§ Dataset records:
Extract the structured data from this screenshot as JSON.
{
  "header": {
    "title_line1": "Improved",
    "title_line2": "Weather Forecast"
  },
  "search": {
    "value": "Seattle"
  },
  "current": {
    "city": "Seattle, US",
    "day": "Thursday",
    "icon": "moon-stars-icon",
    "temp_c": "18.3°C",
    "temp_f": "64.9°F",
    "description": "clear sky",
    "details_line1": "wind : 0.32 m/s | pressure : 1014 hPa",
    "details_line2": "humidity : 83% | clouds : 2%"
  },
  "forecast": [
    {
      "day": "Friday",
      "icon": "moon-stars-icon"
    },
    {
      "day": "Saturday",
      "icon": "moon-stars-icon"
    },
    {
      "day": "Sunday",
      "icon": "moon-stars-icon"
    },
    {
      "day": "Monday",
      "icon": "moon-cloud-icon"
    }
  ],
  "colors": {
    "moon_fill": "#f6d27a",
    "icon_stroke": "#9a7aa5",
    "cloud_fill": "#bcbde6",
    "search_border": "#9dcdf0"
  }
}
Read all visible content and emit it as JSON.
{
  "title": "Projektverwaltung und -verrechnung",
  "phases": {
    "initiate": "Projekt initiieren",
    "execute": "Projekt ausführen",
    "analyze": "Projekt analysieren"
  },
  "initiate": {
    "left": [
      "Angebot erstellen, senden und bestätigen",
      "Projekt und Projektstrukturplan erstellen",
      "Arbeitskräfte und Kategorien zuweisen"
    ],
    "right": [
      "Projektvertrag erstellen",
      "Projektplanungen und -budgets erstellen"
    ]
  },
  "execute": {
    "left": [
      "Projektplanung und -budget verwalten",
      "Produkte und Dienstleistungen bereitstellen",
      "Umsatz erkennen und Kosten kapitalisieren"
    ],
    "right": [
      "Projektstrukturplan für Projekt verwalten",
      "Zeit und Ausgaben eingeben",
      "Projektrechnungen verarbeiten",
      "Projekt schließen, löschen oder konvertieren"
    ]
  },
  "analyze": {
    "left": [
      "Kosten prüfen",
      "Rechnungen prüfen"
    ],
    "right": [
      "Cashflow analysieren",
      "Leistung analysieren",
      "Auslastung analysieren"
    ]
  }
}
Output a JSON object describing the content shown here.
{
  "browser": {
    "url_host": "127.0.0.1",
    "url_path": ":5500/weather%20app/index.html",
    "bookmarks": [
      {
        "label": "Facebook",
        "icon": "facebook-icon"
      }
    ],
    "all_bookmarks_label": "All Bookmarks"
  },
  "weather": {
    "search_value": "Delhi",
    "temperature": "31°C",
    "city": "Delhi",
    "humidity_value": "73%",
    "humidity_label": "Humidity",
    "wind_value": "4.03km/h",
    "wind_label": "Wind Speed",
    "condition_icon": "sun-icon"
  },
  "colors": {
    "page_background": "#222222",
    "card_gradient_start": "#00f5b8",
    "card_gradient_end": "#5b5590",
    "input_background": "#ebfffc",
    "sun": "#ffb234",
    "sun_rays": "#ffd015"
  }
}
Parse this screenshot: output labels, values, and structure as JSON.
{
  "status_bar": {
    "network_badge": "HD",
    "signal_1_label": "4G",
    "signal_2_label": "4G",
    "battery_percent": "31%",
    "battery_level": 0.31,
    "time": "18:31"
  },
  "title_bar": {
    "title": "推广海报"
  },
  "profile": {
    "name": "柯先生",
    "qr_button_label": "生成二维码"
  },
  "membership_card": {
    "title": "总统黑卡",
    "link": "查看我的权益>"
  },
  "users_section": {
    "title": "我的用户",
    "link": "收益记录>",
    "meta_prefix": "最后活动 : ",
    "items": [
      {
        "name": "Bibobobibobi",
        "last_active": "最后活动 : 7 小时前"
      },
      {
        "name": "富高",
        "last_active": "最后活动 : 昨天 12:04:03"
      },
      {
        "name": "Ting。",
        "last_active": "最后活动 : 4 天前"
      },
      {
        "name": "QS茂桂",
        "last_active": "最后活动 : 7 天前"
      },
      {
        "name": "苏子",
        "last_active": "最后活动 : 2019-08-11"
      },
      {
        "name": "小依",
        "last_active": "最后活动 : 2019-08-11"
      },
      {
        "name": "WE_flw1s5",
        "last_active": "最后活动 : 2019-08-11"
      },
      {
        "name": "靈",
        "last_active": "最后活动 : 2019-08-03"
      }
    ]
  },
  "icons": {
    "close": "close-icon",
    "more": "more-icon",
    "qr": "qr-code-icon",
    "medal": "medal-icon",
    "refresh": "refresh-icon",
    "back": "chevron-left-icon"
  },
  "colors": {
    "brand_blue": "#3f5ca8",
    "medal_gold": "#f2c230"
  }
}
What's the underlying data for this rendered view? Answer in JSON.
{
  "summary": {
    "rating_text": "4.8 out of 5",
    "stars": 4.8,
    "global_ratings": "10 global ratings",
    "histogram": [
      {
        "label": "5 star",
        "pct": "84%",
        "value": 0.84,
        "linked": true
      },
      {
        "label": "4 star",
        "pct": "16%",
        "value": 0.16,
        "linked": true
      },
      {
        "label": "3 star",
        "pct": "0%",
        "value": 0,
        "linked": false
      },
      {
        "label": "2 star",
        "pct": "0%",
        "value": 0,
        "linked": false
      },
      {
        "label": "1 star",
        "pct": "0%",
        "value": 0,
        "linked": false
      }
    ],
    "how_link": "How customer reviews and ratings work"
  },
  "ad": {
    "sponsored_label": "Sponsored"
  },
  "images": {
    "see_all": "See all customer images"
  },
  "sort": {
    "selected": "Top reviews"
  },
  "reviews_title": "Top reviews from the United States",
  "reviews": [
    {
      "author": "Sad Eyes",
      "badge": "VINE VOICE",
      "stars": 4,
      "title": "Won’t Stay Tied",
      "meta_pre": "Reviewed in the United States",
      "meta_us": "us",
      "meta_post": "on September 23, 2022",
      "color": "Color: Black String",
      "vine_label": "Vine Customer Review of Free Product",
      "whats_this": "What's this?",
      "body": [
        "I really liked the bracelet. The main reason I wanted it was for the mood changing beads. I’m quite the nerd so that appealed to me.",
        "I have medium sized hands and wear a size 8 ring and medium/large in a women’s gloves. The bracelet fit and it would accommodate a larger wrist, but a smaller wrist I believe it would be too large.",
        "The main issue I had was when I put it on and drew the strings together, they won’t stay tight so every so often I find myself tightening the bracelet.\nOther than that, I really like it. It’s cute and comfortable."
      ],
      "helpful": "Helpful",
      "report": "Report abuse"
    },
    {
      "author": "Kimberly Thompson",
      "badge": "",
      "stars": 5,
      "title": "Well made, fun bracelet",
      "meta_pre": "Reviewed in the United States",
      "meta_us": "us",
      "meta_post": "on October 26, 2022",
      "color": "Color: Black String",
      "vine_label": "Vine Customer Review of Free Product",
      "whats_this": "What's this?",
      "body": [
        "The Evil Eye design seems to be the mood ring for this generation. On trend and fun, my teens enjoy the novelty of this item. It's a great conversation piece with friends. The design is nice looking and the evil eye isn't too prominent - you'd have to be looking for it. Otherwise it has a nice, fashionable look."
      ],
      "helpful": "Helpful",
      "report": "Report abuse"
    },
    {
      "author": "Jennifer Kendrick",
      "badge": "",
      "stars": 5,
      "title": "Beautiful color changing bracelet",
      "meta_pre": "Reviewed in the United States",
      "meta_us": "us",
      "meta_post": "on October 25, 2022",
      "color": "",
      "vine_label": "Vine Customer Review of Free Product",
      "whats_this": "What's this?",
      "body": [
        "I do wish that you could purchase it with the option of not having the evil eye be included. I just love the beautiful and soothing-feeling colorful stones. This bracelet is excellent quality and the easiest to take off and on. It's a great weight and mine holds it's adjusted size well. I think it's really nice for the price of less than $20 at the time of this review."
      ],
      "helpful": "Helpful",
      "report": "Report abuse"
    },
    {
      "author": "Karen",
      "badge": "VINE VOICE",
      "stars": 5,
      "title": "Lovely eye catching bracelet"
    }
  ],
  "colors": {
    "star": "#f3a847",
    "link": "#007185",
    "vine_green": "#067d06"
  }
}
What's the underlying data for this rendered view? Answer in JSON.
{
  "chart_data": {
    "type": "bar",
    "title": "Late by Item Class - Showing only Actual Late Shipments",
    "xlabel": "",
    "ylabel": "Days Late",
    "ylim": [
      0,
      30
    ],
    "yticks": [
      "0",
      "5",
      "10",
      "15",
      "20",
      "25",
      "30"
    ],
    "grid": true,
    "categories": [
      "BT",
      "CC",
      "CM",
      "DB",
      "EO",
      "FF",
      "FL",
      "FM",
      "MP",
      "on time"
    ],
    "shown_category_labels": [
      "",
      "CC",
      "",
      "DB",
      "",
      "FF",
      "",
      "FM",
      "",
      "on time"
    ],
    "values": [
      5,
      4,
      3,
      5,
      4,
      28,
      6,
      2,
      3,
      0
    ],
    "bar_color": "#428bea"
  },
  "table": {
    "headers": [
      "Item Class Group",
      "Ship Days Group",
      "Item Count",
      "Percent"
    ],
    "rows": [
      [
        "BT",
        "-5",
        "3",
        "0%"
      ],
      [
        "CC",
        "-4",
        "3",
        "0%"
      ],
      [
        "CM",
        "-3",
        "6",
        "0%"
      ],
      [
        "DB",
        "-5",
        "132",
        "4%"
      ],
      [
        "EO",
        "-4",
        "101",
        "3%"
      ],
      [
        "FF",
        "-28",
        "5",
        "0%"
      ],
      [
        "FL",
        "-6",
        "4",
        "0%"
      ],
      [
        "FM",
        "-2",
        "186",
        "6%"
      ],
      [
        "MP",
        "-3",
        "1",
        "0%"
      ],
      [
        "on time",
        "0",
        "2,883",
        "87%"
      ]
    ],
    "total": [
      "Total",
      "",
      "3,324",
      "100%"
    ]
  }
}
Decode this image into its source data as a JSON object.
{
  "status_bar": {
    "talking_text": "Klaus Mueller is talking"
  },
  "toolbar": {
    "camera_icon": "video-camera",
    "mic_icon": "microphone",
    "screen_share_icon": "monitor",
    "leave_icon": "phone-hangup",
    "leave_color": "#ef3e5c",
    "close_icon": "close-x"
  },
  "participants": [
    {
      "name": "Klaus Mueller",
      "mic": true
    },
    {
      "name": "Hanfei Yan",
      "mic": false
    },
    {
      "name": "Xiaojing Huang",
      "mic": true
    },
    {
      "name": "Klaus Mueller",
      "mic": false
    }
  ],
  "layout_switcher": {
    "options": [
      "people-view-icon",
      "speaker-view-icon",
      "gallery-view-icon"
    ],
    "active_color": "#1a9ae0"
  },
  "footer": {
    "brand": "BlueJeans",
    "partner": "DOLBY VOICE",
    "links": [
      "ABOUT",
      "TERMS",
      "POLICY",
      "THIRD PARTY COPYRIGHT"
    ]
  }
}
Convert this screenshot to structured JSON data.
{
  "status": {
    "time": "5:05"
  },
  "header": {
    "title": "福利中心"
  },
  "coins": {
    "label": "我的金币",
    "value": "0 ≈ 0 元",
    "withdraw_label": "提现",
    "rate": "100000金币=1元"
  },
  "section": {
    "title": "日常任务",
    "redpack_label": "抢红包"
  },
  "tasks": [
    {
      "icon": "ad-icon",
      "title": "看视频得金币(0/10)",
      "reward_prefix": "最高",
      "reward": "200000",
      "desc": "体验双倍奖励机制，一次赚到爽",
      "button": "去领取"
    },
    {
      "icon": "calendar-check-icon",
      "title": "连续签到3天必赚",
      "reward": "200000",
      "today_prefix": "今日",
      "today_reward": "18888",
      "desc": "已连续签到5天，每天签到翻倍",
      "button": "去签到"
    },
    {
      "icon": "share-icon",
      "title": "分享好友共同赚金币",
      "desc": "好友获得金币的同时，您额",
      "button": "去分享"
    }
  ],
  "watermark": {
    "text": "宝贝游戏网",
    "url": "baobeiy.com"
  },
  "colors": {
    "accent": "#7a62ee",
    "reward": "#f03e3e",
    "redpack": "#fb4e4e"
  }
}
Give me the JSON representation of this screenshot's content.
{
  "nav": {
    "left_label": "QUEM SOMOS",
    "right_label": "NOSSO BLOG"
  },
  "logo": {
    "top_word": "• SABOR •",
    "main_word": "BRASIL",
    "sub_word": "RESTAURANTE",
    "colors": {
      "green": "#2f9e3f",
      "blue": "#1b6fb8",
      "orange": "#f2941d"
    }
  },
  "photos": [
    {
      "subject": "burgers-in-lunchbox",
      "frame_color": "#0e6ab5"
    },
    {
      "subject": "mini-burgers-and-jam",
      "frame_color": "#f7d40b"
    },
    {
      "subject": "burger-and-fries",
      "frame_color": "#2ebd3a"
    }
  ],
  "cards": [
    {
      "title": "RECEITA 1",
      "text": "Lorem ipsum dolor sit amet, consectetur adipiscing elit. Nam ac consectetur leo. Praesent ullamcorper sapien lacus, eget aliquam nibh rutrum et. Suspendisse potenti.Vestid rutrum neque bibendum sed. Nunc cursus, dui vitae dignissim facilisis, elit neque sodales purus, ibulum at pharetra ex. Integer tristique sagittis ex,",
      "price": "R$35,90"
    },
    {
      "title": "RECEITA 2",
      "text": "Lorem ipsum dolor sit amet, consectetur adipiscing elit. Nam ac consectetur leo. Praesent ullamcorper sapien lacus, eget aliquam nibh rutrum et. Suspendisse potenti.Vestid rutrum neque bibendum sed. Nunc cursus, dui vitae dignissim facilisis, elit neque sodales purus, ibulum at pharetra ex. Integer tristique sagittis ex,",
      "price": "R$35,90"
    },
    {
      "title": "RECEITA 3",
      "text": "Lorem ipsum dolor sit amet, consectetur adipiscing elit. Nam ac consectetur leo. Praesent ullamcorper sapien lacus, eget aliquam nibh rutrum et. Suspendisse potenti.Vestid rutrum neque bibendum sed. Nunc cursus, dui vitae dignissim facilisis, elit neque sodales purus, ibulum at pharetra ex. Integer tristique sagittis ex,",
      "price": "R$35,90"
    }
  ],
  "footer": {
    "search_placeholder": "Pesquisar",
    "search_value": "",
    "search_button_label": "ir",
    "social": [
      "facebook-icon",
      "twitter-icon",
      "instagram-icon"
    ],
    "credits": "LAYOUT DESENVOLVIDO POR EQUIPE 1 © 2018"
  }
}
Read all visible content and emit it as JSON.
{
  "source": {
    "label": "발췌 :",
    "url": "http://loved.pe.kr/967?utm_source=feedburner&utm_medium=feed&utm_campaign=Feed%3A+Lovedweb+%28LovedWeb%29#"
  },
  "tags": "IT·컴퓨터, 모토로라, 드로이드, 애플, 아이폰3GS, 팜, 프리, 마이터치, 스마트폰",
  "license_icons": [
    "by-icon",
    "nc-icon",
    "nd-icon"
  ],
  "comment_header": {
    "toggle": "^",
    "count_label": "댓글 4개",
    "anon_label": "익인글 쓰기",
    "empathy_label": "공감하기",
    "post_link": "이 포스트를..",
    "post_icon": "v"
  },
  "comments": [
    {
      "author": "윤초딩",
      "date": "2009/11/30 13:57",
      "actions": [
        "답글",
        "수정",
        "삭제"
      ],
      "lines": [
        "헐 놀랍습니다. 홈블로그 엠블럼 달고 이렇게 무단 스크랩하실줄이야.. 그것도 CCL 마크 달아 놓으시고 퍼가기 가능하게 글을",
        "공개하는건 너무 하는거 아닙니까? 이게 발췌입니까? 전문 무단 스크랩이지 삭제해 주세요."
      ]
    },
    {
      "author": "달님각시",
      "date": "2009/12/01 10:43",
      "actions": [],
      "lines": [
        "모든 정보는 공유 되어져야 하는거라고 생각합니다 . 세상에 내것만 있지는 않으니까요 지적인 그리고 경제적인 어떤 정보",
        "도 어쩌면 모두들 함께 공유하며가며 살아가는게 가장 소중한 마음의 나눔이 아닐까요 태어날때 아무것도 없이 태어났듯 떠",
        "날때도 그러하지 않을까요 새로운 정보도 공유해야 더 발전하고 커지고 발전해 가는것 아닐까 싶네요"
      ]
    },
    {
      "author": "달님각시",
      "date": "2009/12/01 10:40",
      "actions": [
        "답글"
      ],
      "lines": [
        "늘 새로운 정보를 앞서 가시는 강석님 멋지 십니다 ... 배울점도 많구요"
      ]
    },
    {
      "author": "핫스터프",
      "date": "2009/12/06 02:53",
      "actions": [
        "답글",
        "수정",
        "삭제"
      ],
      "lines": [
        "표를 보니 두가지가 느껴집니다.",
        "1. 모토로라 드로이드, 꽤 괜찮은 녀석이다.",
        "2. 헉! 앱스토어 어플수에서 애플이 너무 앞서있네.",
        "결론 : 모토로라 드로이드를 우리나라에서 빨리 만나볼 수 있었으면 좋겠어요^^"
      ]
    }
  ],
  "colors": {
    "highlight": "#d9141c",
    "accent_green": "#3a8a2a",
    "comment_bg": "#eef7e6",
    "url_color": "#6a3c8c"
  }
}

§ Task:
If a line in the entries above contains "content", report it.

§ Output:
Read all visible content and emit it as JSON.
Output a JSON object describing the content shown here.
Give me the JSON representation of this screenshot's content.
Read all visible content and emit it as JSON.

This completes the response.